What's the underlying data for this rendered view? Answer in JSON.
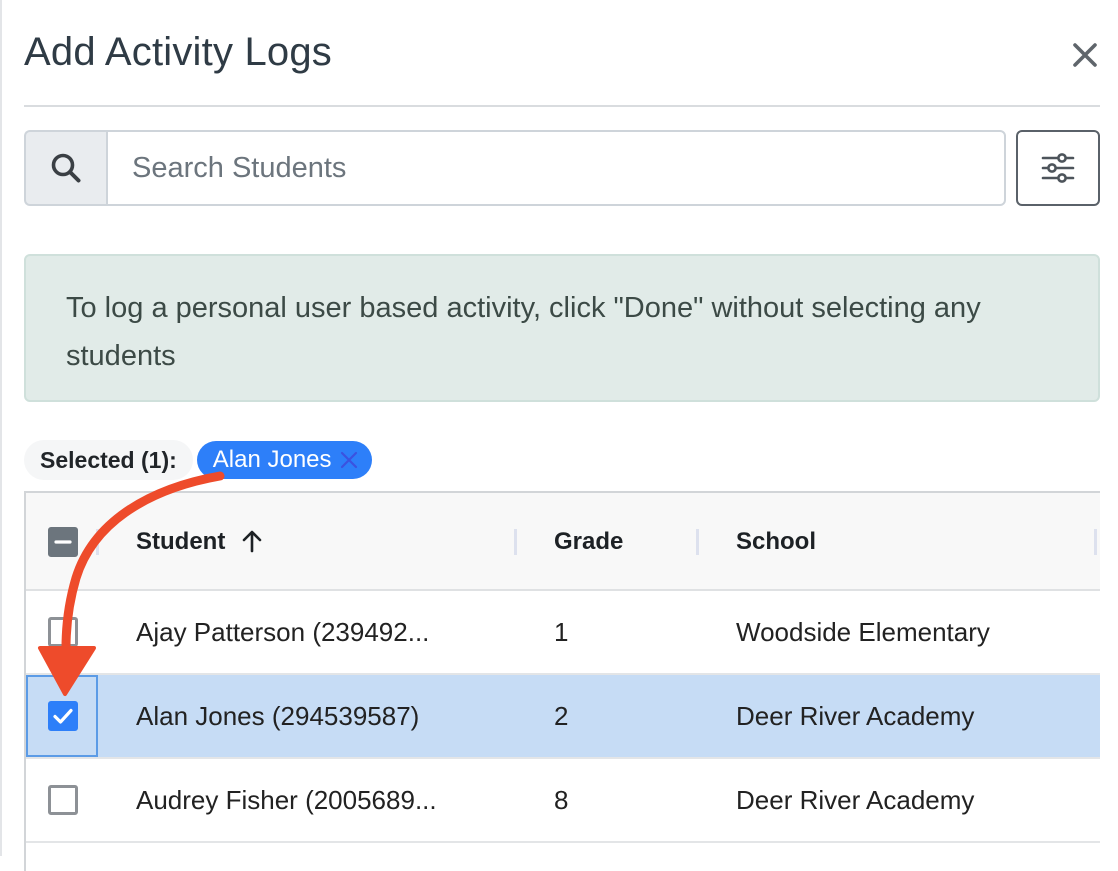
{
  "modal": {
    "title": "Add Activity Logs",
    "close_label": "×"
  },
  "search": {
    "placeholder": "Search Students",
    "value": ""
  },
  "alert": {
    "text": "To log a personal user based activity, click \"Done\" without selecting any students"
  },
  "selection": {
    "label": "Selected (1):",
    "chips": [
      {
        "name": "Alan Jones"
      }
    ]
  },
  "table": {
    "columns": [
      "Student",
      "Grade",
      "School"
    ],
    "sort": {
      "column": "Student",
      "direction": "asc"
    },
    "rows": [
      {
        "student": "Ajay Patterson (239492...",
        "grade": "1",
        "school": "Woodside Elementary",
        "checked": false
      },
      {
        "student": "Alan Jones (294539587)",
        "grade": "2",
        "school": "Deer River Academy",
        "checked": true
      },
      {
        "student": "Audrey Fisher (2005689...",
        "grade": "8",
        "school": "Deer River Academy",
        "checked": false
      }
    ]
  },
  "colors": {
    "accent": "#2d7ff9",
    "selected_row": "#c6dcf5",
    "alert_bg": "#e1ebe8",
    "annotation_arrow": "#ee4b2b"
  }
}
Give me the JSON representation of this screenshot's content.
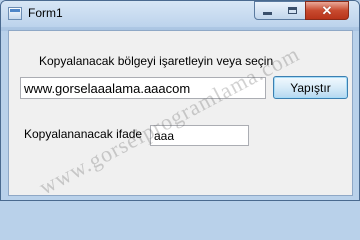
{
  "window": {
    "title": "Form1",
    "minimize_icon": "minimize-icon",
    "maximize_icon": "maximize-icon",
    "close_icon": "close-icon",
    "close_color": "#c84a2f"
  },
  "form": {
    "instruction_label": "Kopyalanacak bölgeyi işaretleyin veya seçin",
    "source_value": "www.gorselaaalama.aaacom",
    "paste_button": "Yapıştır",
    "copy_label": "Kopyalananacak ifade",
    "copied_value": "aaa"
  },
  "watermark": {
    "text": "www.gorselprogramlama.com"
  }
}
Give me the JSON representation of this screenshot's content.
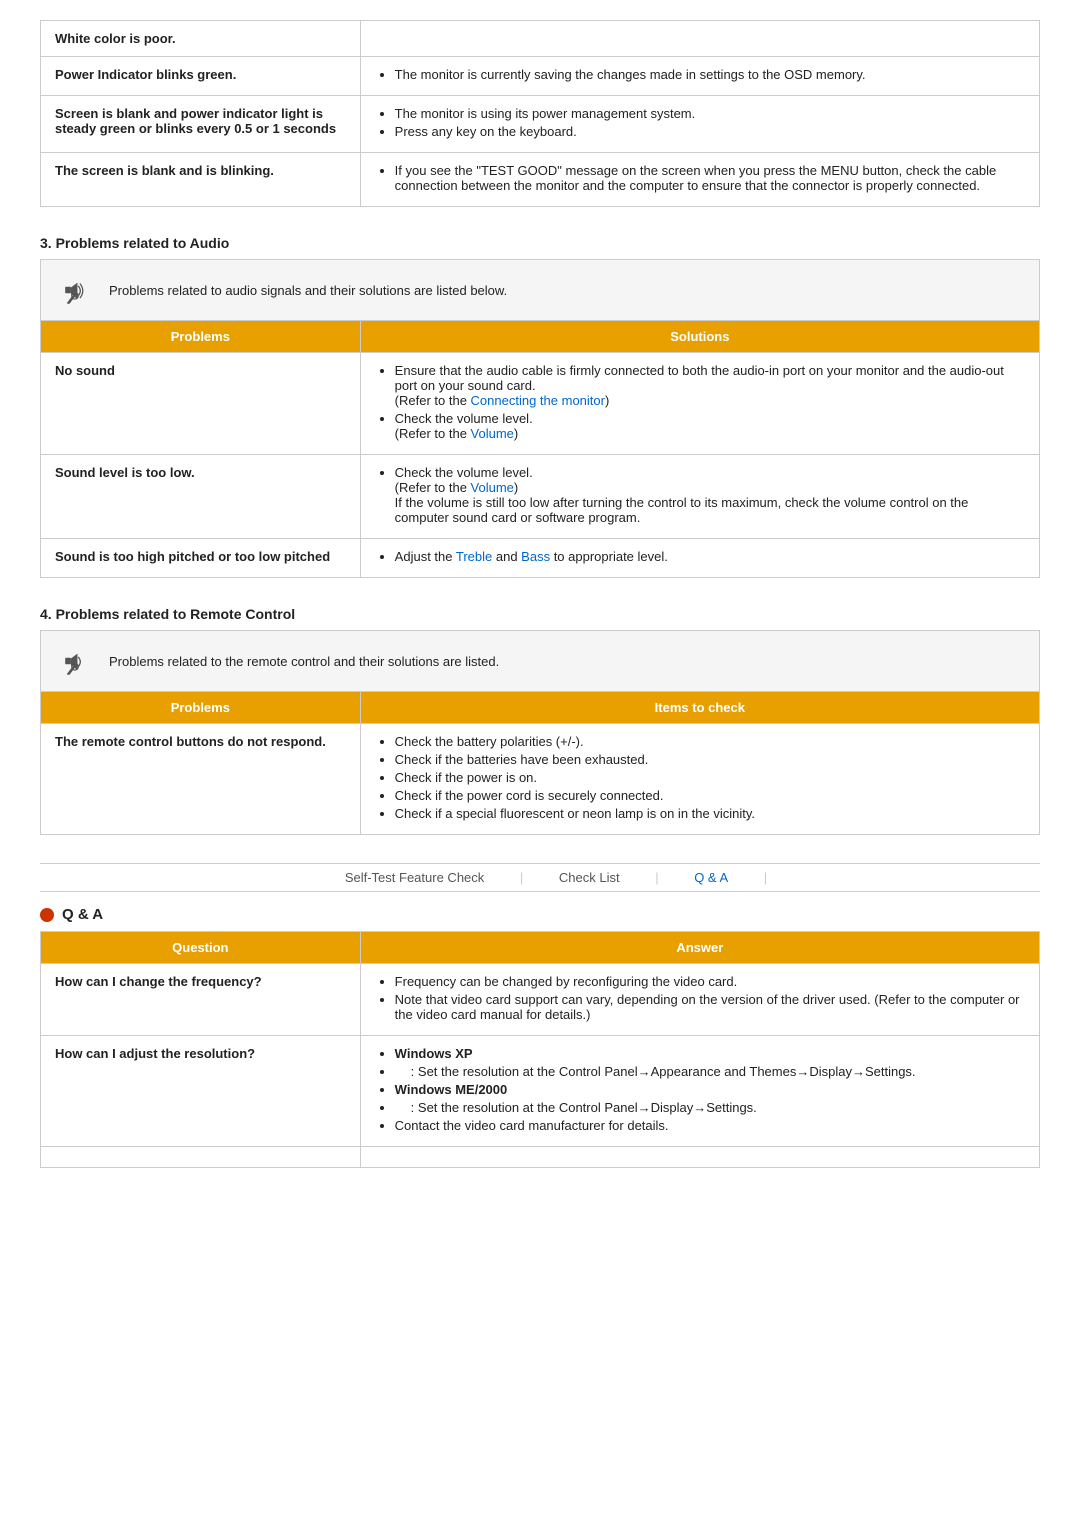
{
  "top_table": {
    "rows": [
      {
        "problem": "White color is poor.",
        "solutions": []
      },
      {
        "problem": "Power Indicator blinks green.",
        "solutions": [
          "The monitor is currently saving the changes made in settings to the OSD memory."
        ]
      },
      {
        "problem": "Screen is blank and power indicator light is steady green or blinks every 0.5 or 1 seconds",
        "solutions": [
          "The monitor is using its power management system.",
          "Press any key on the keyboard."
        ]
      },
      {
        "problem": "The screen is blank and is blinking.",
        "solutions": [
          "If you see the \"TEST GOOD\" message on the screen when you press the MENU button, check the cable connection between the monitor and the computer to ensure that the connector is properly connected."
        ]
      }
    ]
  },
  "audio_section": {
    "heading": "3. Problems related to Audio",
    "icon_label": "audio-icon",
    "description": "Problems related to audio signals and their solutions are listed below.",
    "col_problems": "Problems",
    "col_solutions": "Solutions",
    "rows": [
      {
        "problem": "No sound",
        "solutions_html": "Ensure that the audio cable is firmly connected to both the audio-in port on your monitor and the audio-out port on your sound card.<br>(Refer to the <a href='#'>Connecting the monitor</a>)<br>Check the volume level.<br>(Refer to the <a href='#'>Volume</a>)"
      },
      {
        "problem": "Sound level is too low.",
        "solutions_html": "Check the volume level.<br>(Refer to the <a href='#'>Volume</a>)<br>If the volume is still too low after turning the control to its maximum, check the volume control on the computer sound card or software program."
      },
      {
        "problem": "Sound is too high pitched or too low pitched",
        "solutions_html": "Adjust the <a href='#'>Treble</a> and <a href='#'>Bass</a> to appropriate level."
      }
    ]
  },
  "remote_section": {
    "heading": "4. Problems related to Remote Control",
    "icon_label": "remote-icon",
    "description": "Problems related to the remote control and their solutions are listed.",
    "col_problems": "Problems",
    "col_check": "Items to check",
    "rows": [
      {
        "problem": "The remote control buttons do not respond.",
        "items_html": "Check the battery polarities (+/-).<br>Check if the batteries have been exhausted.<br>Check if the power is on.<br>Check if the power cord is securely connected.<br>Check if a special fluorescent or neon lamp is on in the vicinity."
      }
    ]
  },
  "navbar": {
    "items": [
      {
        "label": "Self-Test Feature Check",
        "active": false
      },
      {
        "label": "Check List",
        "active": false
      },
      {
        "label": "Q & A",
        "active": true
      }
    ]
  },
  "qa_section": {
    "title": "Q & A",
    "col_question": "Question",
    "col_answer": "Answer",
    "rows": [
      {
        "question": "How can I change the frequency?",
        "answer_html": "Frequency can be changed by reconfiguring the video card.<br>Note that video card support can vary, depending on the version of the driver used. (Refer to the computer or the video card manual for details.)"
      },
      {
        "question": "How can I adjust the resolution?",
        "answer_html": "<strong>Windows XP</strong><br><span class='indent'>: Set the resolution at the Control Panel→Appearance and Themes→Display→Settings.</span><br><strong>Windows ME/2000</strong><br><span class='indent'>: Set the resolution at the Control Panel→Display→Settings.</span><br>Contact the video card manufacturer for details."
      },
      {
        "question": "",
        "answer_html": ""
      }
    ]
  }
}
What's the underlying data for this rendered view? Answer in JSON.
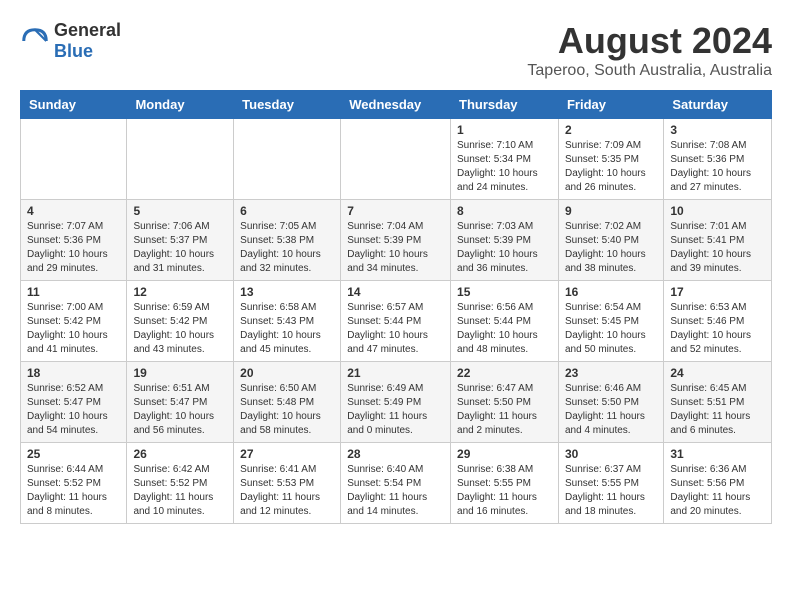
{
  "logo": {
    "general": "General",
    "blue": "Blue"
  },
  "title": "August 2024",
  "location": "Taperoo, South Australia, Australia",
  "days_of_week": [
    "Sunday",
    "Monday",
    "Tuesday",
    "Wednesday",
    "Thursday",
    "Friday",
    "Saturday"
  ],
  "weeks": [
    [
      {
        "day": "",
        "info": ""
      },
      {
        "day": "",
        "info": ""
      },
      {
        "day": "",
        "info": ""
      },
      {
        "day": "",
        "info": ""
      },
      {
        "day": "1",
        "info": "Sunrise: 7:10 AM\nSunset: 5:34 PM\nDaylight: 10 hours\nand 24 minutes."
      },
      {
        "day": "2",
        "info": "Sunrise: 7:09 AM\nSunset: 5:35 PM\nDaylight: 10 hours\nand 26 minutes."
      },
      {
        "day": "3",
        "info": "Sunrise: 7:08 AM\nSunset: 5:36 PM\nDaylight: 10 hours\nand 27 minutes."
      }
    ],
    [
      {
        "day": "4",
        "info": "Sunrise: 7:07 AM\nSunset: 5:36 PM\nDaylight: 10 hours\nand 29 minutes."
      },
      {
        "day": "5",
        "info": "Sunrise: 7:06 AM\nSunset: 5:37 PM\nDaylight: 10 hours\nand 31 minutes."
      },
      {
        "day": "6",
        "info": "Sunrise: 7:05 AM\nSunset: 5:38 PM\nDaylight: 10 hours\nand 32 minutes."
      },
      {
        "day": "7",
        "info": "Sunrise: 7:04 AM\nSunset: 5:39 PM\nDaylight: 10 hours\nand 34 minutes."
      },
      {
        "day": "8",
        "info": "Sunrise: 7:03 AM\nSunset: 5:39 PM\nDaylight: 10 hours\nand 36 minutes."
      },
      {
        "day": "9",
        "info": "Sunrise: 7:02 AM\nSunset: 5:40 PM\nDaylight: 10 hours\nand 38 minutes."
      },
      {
        "day": "10",
        "info": "Sunrise: 7:01 AM\nSunset: 5:41 PM\nDaylight: 10 hours\nand 39 minutes."
      }
    ],
    [
      {
        "day": "11",
        "info": "Sunrise: 7:00 AM\nSunset: 5:42 PM\nDaylight: 10 hours\nand 41 minutes."
      },
      {
        "day": "12",
        "info": "Sunrise: 6:59 AM\nSunset: 5:42 PM\nDaylight: 10 hours\nand 43 minutes."
      },
      {
        "day": "13",
        "info": "Sunrise: 6:58 AM\nSunset: 5:43 PM\nDaylight: 10 hours\nand 45 minutes."
      },
      {
        "day": "14",
        "info": "Sunrise: 6:57 AM\nSunset: 5:44 PM\nDaylight: 10 hours\nand 47 minutes."
      },
      {
        "day": "15",
        "info": "Sunrise: 6:56 AM\nSunset: 5:44 PM\nDaylight: 10 hours\nand 48 minutes."
      },
      {
        "day": "16",
        "info": "Sunrise: 6:54 AM\nSunset: 5:45 PM\nDaylight: 10 hours\nand 50 minutes."
      },
      {
        "day": "17",
        "info": "Sunrise: 6:53 AM\nSunset: 5:46 PM\nDaylight: 10 hours\nand 52 minutes."
      }
    ],
    [
      {
        "day": "18",
        "info": "Sunrise: 6:52 AM\nSunset: 5:47 PM\nDaylight: 10 hours\nand 54 minutes."
      },
      {
        "day": "19",
        "info": "Sunrise: 6:51 AM\nSunset: 5:47 PM\nDaylight: 10 hours\nand 56 minutes."
      },
      {
        "day": "20",
        "info": "Sunrise: 6:50 AM\nSunset: 5:48 PM\nDaylight: 10 hours\nand 58 minutes."
      },
      {
        "day": "21",
        "info": "Sunrise: 6:49 AM\nSunset: 5:49 PM\nDaylight: 11 hours\nand 0 minutes."
      },
      {
        "day": "22",
        "info": "Sunrise: 6:47 AM\nSunset: 5:50 PM\nDaylight: 11 hours\nand 2 minutes."
      },
      {
        "day": "23",
        "info": "Sunrise: 6:46 AM\nSunset: 5:50 PM\nDaylight: 11 hours\nand 4 minutes."
      },
      {
        "day": "24",
        "info": "Sunrise: 6:45 AM\nSunset: 5:51 PM\nDaylight: 11 hours\nand 6 minutes."
      }
    ],
    [
      {
        "day": "25",
        "info": "Sunrise: 6:44 AM\nSunset: 5:52 PM\nDaylight: 11 hours\nand 8 minutes."
      },
      {
        "day": "26",
        "info": "Sunrise: 6:42 AM\nSunset: 5:52 PM\nDaylight: 11 hours\nand 10 minutes."
      },
      {
        "day": "27",
        "info": "Sunrise: 6:41 AM\nSunset: 5:53 PM\nDaylight: 11 hours\nand 12 minutes."
      },
      {
        "day": "28",
        "info": "Sunrise: 6:40 AM\nSunset: 5:54 PM\nDaylight: 11 hours\nand 14 minutes."
      },
      {
        "day": "29",
        "info": "Sunrise: 6:38 AM\nSunset: 5:55 PM\nDaylight: 11 hours\nand 16 minutes."
      },
      {
        "day": "30",
        "info": "Sunrise: 6:37 AM\nSunset: 5:55 PM\nDaylight: 11 hours\nand 18 minutes."
      },
      {
        "day": "31",
        "info": "Sunrise: 6:36 AM\nSunset: 5:56 PM\nDaylight: 11 hours\nand 20 minutes."
      }
    ]
  ]
}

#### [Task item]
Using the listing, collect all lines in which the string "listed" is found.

#### [Task response]
    "description": "Problems related to audio signals and their solutions are listed below.",
    "description": "Problems related to the remote control and their solutions are listed.",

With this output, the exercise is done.